(Dataset rows describing interfaces)
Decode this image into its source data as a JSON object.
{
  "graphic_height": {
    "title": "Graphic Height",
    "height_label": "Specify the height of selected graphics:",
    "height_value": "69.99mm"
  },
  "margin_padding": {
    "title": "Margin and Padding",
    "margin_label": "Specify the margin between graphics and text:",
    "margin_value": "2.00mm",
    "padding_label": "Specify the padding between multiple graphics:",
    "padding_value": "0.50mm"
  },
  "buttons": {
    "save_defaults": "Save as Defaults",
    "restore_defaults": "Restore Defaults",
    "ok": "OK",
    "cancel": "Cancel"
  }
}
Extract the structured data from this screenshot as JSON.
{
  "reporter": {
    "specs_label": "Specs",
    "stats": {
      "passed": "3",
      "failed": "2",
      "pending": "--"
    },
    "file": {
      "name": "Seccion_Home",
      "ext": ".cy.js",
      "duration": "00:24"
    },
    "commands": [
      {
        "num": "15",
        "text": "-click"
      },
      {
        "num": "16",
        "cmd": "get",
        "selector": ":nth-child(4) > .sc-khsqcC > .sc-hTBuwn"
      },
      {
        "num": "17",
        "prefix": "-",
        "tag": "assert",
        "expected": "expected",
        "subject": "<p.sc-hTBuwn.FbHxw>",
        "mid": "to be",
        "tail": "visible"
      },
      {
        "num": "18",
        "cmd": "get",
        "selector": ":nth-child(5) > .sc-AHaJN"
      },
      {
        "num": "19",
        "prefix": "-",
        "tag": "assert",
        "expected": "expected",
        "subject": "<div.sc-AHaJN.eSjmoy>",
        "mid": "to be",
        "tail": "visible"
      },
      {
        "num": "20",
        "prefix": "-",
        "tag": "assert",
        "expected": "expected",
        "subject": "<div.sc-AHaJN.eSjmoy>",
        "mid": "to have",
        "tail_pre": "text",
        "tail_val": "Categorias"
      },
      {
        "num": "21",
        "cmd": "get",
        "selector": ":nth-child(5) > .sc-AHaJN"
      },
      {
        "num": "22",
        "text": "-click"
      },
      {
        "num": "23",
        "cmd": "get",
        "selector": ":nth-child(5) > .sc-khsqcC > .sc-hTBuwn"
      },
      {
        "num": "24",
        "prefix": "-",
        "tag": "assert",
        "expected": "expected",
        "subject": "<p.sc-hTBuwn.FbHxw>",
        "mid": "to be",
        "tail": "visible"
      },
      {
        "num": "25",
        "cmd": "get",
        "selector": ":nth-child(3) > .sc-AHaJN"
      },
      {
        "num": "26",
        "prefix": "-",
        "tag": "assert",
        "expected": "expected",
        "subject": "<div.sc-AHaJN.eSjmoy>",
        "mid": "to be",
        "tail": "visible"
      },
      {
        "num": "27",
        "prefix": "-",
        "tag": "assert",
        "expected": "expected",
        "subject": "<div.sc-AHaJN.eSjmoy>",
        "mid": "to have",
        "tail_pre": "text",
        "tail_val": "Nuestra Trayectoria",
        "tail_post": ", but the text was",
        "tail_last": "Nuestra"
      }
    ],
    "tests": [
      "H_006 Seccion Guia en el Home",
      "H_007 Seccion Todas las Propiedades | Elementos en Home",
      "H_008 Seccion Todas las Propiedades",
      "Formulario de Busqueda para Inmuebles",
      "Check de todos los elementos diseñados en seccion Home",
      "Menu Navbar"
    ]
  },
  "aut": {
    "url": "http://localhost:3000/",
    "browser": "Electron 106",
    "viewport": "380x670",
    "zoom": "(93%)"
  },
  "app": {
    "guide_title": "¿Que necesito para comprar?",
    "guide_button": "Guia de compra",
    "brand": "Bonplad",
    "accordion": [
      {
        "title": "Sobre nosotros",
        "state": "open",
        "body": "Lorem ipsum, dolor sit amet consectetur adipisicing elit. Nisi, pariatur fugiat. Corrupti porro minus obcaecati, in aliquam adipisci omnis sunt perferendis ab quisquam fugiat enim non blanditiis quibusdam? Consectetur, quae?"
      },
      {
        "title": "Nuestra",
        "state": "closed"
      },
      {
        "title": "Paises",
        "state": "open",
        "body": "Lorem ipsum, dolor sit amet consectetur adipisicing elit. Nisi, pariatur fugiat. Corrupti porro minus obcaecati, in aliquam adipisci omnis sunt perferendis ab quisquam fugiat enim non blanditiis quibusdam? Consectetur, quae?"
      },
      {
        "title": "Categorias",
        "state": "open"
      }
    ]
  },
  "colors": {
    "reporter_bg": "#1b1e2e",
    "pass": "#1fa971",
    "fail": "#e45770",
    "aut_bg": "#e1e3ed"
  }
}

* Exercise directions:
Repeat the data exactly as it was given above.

* Answer section:
Decode this image into its source data as a JSON object.
{
  "graphic_height": {
    "title": "Graphic Height",
    "height_label": "Specify the height of selected graphics:",
    "height_value": "69.99mm"
  },
  "margin_padding": {
    "title": "Margin and Padding",
    "margin_label": "Specify the margin between graphics and text:",
    "margin_value": "2.00mm",
    "padding_label": "Specify the padding between multiple graphics:",
    "padding_value": "0.50mm"
  },
  "buttons": {
    "save_defaults": "Save as Defaults",
    "restore_defaults": "Restore Defaults",
    "ok": "OK",
    "cancel": "Cancel"
  }
}
Extract the structured data from this screenshot as JSON.
{
  "reporter": {
    "specs_label": "Specs",
    "stats": {
      "passed": "3",
      "failed": "2",
      "pending": "--"
    },
    "file": {
      "name": "Seccion_Home",
      "ext": ".cy.js",
      "duration": "00:24"
    },
    "commands": [
      {
        "num": "15",
        "text": "-click"
      },
      {
        "num": "16",
        "cmd": "get",
        "selector": ":nth-child(4) > .sc-khsqcC > .sc-hTBuwn"
      },
      {
        "num": "17",
        "prefix": "-",
        "tag": "assert",
        "expected": "expected",
        "subject": "<p.sc-hTBuwn.FbHxw>",
        "mid": "to be",
        "tail": "visible"
      },
      {
        "num": "18",
        "cmd": "get",
        "selector": ":nth-child(5) > .sc-AHaJN"
      },
      {
        "num": "19",
        "prefix": "-",
        "tag": "assert",
        "expected": "expected",
        "subject": "<div.sc-AHaJN.eSjmoy>",
        "mid": "to be",
        "tail": "visible"
      },
      {
        "num": "20",
        "prefix": "-",
        "tag": "assert",
        "expected": "expected",
        "subject": "<div.sc-AHaJN.eSjmoy>",
        "mid": "to have",
        "tail_pre": "text",
        "tail_val": "Categorias"
      },
      {
        "num": "21",
        "cmd": "get",
        "selector": ":nth-child(5) > .sc-AHaJN"
      },
      {
        "num": "22",
        "text": "-click"
      },
      {
        "num": "23",
        "cmd": "get",
        "selector": ":nth-child(5) > .sc-khsqcC > .sc-hTBuwn"
      },
      {
        "num": "24",
        "prefix": "-",
        "tag": "assert",
        "expected": "expected",
        "subject": "<p.sc-hTBuwn.FbHxw>",
        "mid": "to be",
        "tail": "visible"
      },
      {
        "num": "25",
        "cmd": "get",
        "selector": ":nth-child(3) > .sc-AHaJN"
      },
      {
        "num": "26",
        "prefix": "-",
        "tag": "assert",
        "expected": "expected",
        "subject": "<div.sc-AHaJN.eSjmoy>",
        "mid": "to be",
        "tail": "visible"
      },
      {
        "num": "27",
        "prefix": "-",
        "tag": "assert",
        "expected": "expected",
        "subject": "<div.sc-AHaJN.eSjmoy>",
        "mid": "to have",
        "tail_pre": "text",
        "tail_val": "Nuestra Trayectoria",
        "tail_post": ", but the text was",
        "tail_last": "Nuestra"
      }
    ],
    "tests": [
      "H_006 Seccion Guia en el Home",
      "H_007 Seccion Todas las Propiedades | Elementos en Home",
      "H_008 Seccion Todas las Propiedades",
      "Formulario de Busqueda para Inmuebles",
      "Check de todos los elementos diseñados en seccion Home",
      "Menu Navbar"
    ]
  },
  "aut": {
    "url": "http://localhost:3000/",
    "browser": "Electron 106",
    "viewport": "380x670",
    "zoom": "(93%)"
  },
  "app": {
    "guide_title": "¿Que necesito para comprar?",
    "guide_button": "Guia de compra",
    "brand": "Bonplad",
    "accordion": [
      {
        "title": "Sobre nosotros",
        "state": "open",
        "body": "Lorem ipsum, dolor sit amet consectetur adipisicing elit. Nisi, pariatur fugiat. Corrupti porro minus obcaecati, in aliquam adipisci omnis sunt perferendis ab quisquam fugiat enim non blanditiis quibusdam? Consectetur, quae?"
      },
      {
        "title": "Nuestra",
        "state": "closed"
      },
      {
        "title": "Paises",
        "state": "open",
        "body": "Lorem ipsum, dolor sit amet consectetur adipisicing elit. Nisi, pariatur fugiat. Corrupti porro minus obcaecati, in aliquam adipisci omnis sunt perferendis ab quisquam fugiat enim non blanditiis quibusdam? Consectetur, quae?"
      },
      {
        "title": "Categorias",
        "state": "open"
      }
    ]
  },
  "colors": {
    "reporter_bg": "#1b1e2e",
    "pass": "#1fa971",
    "fail": "#e45770",
    "aut_bg": "#e1e3ed"
  }
}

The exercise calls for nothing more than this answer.